by Adam Parker
In international relations, measures of power are usually relative. Depending on the measure or definition of power, however, this relativity can be quite different. This has important implications for any discussion of American decline. One way to think about this is to attempt to measure aggregate capabilities: what can a given state do? This is a relative measure because the answer to the question depends on the powers of other states (Liechtenstein can’t successfully invade Germany, for instance). The second way to think about power would be to compare these aggregate capabilities: what can a state do that another state can’t? These two measures are distinct, but discussions about American decline often fail to adequately separate them.
Thinking about the aggregate capabilities of the United States, it can be easily argued that American power is declining. Rising powers such as China, India, and Brazil are expanding their spheres of influence, thereby shrinking the area where the United States can exert its influence with impunity. Additionally, the rising influence of non-state actors—be they corporations, NGOs, or transnational terrorist or criminal networks—is further restricting the ability of the United States to unilaterally pursue its interests. Simply put, the United States does not (and will not) have the same clout it had in the unipolar moment after the Cold War.
Now, before the declinists declare victory and quit the field, let’s examine the relative aggregate capabilities in the international community. Here, it is far less clear that the United States is in decline. The decline of the importance of the state (which many gifted individuals have already said a great deal about) is not restricted to the United States. It is a universal problem that all states are confronting. More importantly, all states are confronting a full suite of problems—both domestic and transnational—relating to demography, resource management, and economics that will tax even the most capable among them. These challenges, particularly in their domestic manifestations, will sap the ability of states to act beyond their own borders.
In facing these challenges, the United States possesses many unique advantages. Regarding demography, the United States occupies an important middle ground. U.S. population growth has reached the replacement rate. Many other developed countries in Europe have dropped below this rate, while many developing countries such as India are struggling to meet the needs of their growing populations. Also, the United States is not aging as rapidly as Japan, Europe, or even China (despite all our concern about the retiring baby boomers). Demographically, the United States is well off compared to its near-peer competitors.
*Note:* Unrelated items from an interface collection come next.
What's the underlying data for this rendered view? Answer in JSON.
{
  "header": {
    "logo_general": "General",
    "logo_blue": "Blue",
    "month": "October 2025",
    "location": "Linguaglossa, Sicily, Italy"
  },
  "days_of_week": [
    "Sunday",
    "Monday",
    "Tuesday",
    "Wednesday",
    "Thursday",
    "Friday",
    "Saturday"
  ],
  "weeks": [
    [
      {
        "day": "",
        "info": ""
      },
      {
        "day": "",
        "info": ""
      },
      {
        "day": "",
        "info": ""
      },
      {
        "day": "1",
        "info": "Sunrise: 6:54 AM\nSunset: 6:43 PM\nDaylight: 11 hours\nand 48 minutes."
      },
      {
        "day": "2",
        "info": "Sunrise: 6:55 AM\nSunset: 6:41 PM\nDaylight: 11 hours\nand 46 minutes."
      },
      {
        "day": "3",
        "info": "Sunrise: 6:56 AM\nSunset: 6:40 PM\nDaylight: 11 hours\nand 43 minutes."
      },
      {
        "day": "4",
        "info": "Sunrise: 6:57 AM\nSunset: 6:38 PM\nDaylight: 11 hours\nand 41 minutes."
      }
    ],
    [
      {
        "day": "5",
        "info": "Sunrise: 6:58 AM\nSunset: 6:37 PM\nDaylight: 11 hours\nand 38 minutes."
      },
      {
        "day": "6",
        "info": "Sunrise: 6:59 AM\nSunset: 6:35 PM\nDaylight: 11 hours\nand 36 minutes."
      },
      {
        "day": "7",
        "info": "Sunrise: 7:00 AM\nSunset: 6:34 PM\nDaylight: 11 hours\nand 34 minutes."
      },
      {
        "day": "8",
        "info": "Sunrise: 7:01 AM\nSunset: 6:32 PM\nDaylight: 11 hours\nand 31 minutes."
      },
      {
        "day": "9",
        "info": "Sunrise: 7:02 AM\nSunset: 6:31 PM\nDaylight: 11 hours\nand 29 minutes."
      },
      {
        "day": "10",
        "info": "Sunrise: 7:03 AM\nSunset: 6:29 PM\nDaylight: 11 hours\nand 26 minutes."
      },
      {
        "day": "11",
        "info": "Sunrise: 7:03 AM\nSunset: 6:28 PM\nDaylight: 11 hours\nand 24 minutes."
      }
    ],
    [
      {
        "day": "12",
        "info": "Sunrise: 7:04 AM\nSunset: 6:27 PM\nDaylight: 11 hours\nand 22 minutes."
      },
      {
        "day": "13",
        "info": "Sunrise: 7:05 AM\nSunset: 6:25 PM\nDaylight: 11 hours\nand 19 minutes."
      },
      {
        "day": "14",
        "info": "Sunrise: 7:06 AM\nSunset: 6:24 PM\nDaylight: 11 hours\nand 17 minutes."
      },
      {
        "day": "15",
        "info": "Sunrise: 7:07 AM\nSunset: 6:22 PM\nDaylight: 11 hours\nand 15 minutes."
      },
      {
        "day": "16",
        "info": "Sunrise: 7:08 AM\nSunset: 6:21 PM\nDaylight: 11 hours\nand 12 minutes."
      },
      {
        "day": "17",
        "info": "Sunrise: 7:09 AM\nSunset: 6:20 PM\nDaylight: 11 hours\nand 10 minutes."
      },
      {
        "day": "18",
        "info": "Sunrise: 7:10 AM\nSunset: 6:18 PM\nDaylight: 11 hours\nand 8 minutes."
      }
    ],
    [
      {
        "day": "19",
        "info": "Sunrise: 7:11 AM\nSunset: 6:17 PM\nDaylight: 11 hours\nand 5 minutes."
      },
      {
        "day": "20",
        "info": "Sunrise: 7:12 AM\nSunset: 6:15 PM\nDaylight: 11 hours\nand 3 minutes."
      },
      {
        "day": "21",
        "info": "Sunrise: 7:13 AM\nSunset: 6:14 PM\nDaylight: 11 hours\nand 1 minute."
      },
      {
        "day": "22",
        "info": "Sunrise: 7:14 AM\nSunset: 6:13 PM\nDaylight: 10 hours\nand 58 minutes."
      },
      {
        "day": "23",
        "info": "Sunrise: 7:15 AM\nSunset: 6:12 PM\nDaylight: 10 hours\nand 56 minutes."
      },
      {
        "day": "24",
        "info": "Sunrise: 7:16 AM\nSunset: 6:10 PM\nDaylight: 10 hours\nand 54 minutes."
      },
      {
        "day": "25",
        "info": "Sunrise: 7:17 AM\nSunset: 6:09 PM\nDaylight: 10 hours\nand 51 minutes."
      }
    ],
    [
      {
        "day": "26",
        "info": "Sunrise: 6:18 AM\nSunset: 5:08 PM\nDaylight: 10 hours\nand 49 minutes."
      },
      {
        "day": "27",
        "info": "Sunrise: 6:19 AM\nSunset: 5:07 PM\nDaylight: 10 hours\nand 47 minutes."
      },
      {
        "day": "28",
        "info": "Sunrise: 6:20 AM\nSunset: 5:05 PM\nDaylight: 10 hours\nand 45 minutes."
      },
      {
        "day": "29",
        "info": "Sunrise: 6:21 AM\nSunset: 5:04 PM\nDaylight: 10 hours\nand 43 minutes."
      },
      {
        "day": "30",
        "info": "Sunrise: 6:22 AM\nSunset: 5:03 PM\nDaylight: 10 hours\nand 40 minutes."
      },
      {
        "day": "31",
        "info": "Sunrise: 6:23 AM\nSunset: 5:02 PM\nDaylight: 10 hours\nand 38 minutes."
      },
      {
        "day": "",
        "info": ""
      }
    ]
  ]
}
The United States is similarly blessed in the area of resources. Unlike China or India, the United States does not struggle to provide its citizens with energy. In terms of shale gas, the United States possesses near-limitless reserves and could conceivably become a net exporter of energy again. The American West and Southwest face impending water problems, but these too pale in comparison to China, whose leaders have conceived of the gargantuan South-North Water Transfer Project to address this issue.
Related to these points, the American economy is relatively strong in the long term. The Eurozone union, technically the largest economy in the world, may not be long for this world. At the very least, the feasibility of a monetary union without a fiscal union is in serious doubt. As evidence of the continued relative strength of the dollar, it has remained the world’s safe haven despite the inability of Congress to responsibly tackle the debt problem. China, while currently more fiscally secure, confronts a population of impoverished people numbering some 250 million. This places significant pressure on the Chinese budget as the government struggles to maintain stability. Finally, the United States continues to lead the world in creativity, research, and technological innovation.
For these reasons, it seems probable that the United States will see its aggregate capabilities decrease over the next 18 years while those of its peers and competitors decrease even faster. As the states of the world scramble to catch the fading winds of international power, the United States has the biggest sail. This raises an important question for discussion: should the United States content itself with being the fastest in a slowing fleet of ships, or should we try to maintain our present speed? The answer to this question will be of great consequence to the future of U.S. foreign policy.
Adam Parker is a second-year Master’s candidate at the LBJ School of Public Affairs at the University of Texas-Austin.
 Roughly 2.2 children/woman on average, a rate which stabilizes the population